PAUL Turner endured the unimaginable agony of losing his son Cody, who was brutally murdered in a knife attack following a social media dispute.

It is nine years since Cody was stabbed to death aged just 17.

While it is an agony Mr Turner still relives each day, things became even worse recently when he discovered that Cody’s killer, Cameron Schofield, could be moved to an open prison.

Since Cody’s death, Mr Turner has campaigned to warn about the dangers of knife crime and to try to stop more lives being cut short.

He wants to educate youngsters in the hope that other families might be spared the devastation he had experienced.

Mr Turner discovered that many young people carry knives to make them feel save ­— but say they would never use them.
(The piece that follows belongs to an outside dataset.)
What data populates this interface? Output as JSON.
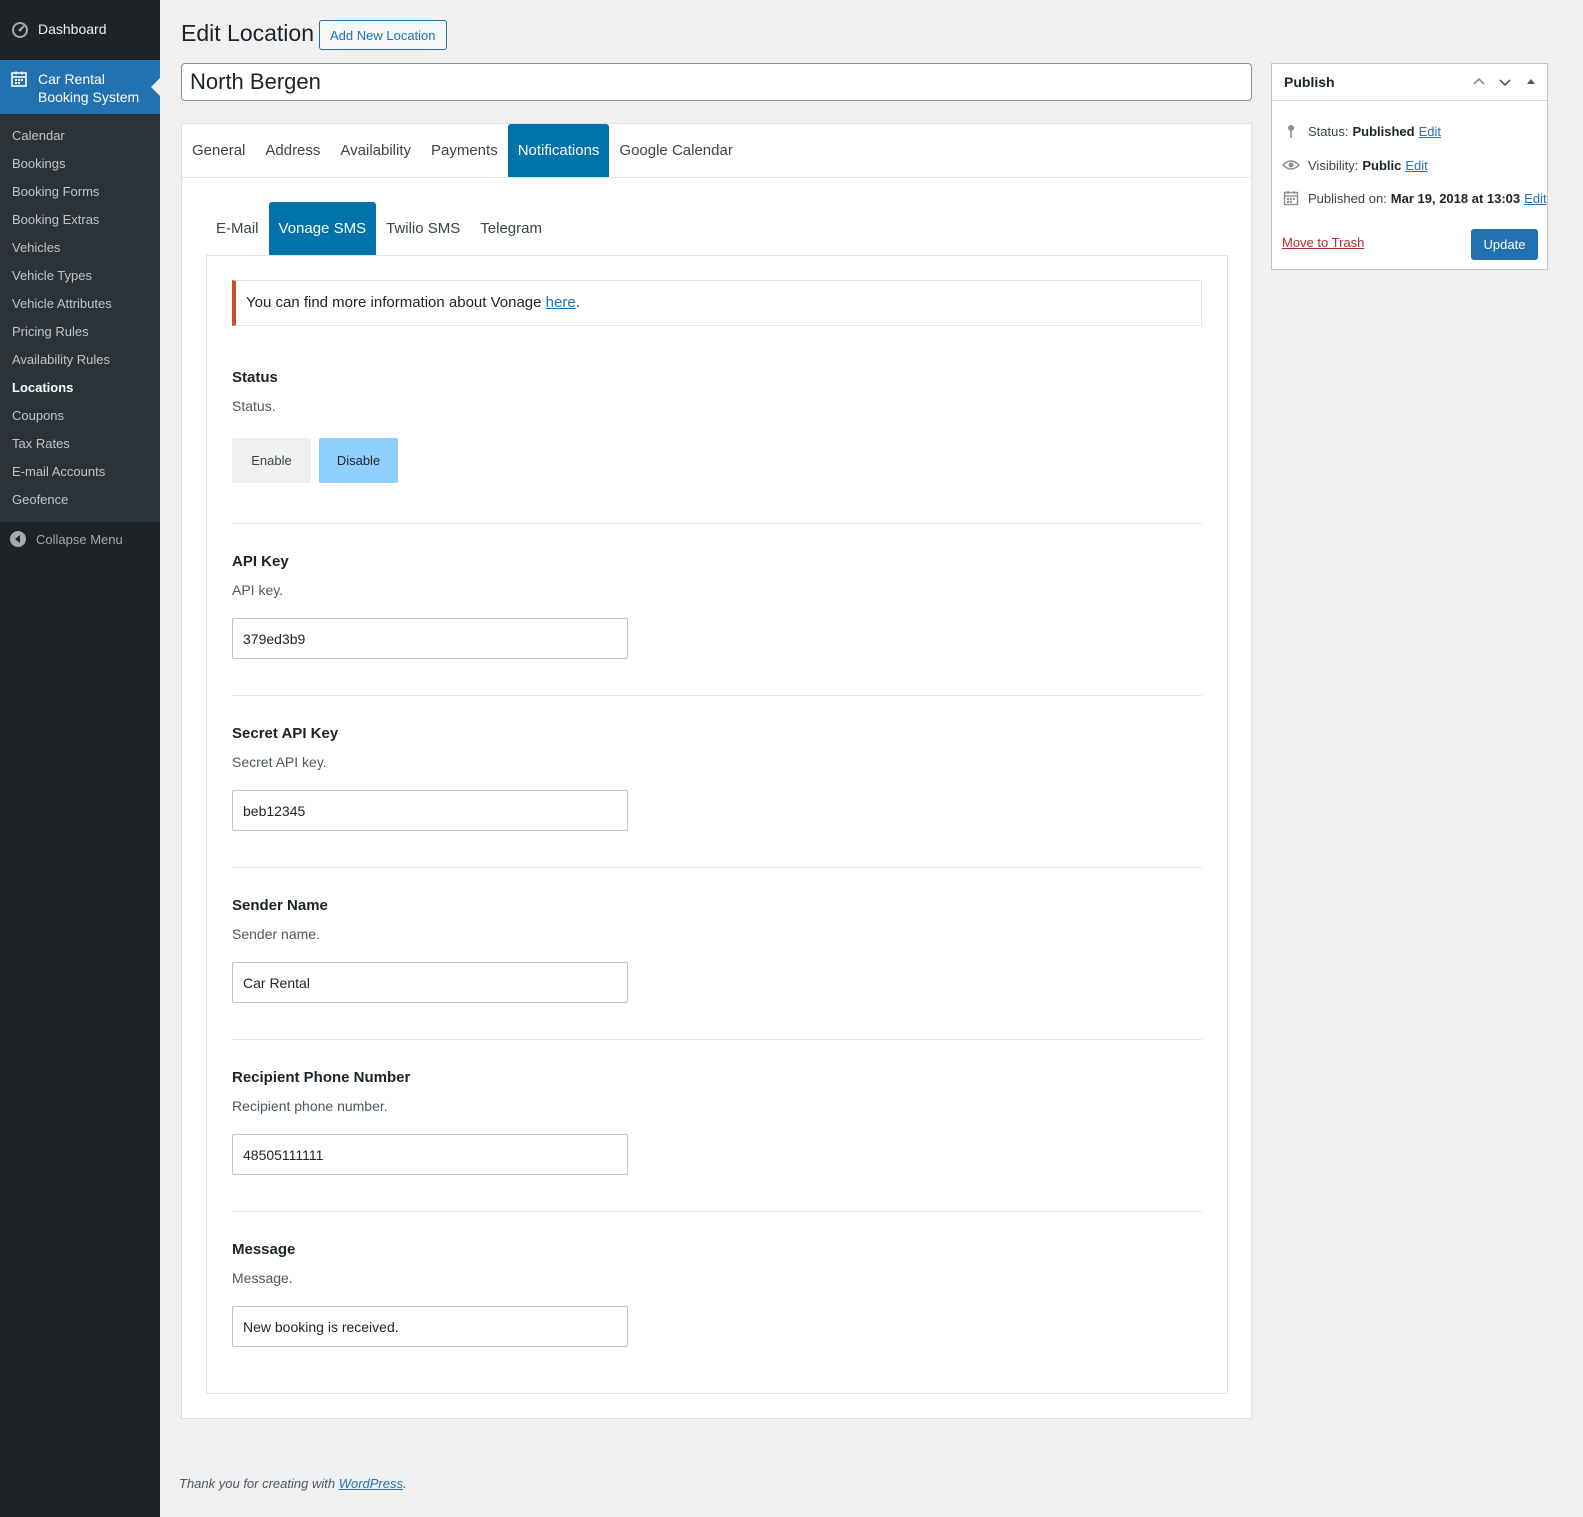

He hopes that they will realise the consequences for them if they use a knife on someone else ­— and the danger they are putting themselves in as their knife could be used on them.

Following one talk at a college, one student came up to Mr Turner and handed over his knife.

As difficult as it is to come to terms with Cody’s death each day, events such as that must be seen as another life saved and more families speared the heartache of losing a loved one.

Mr Turner is understandably behind plans to get tougher on knife crime and limiting social media access for suspects.

It is hoped this will stop more tragedies such as Cody’s death.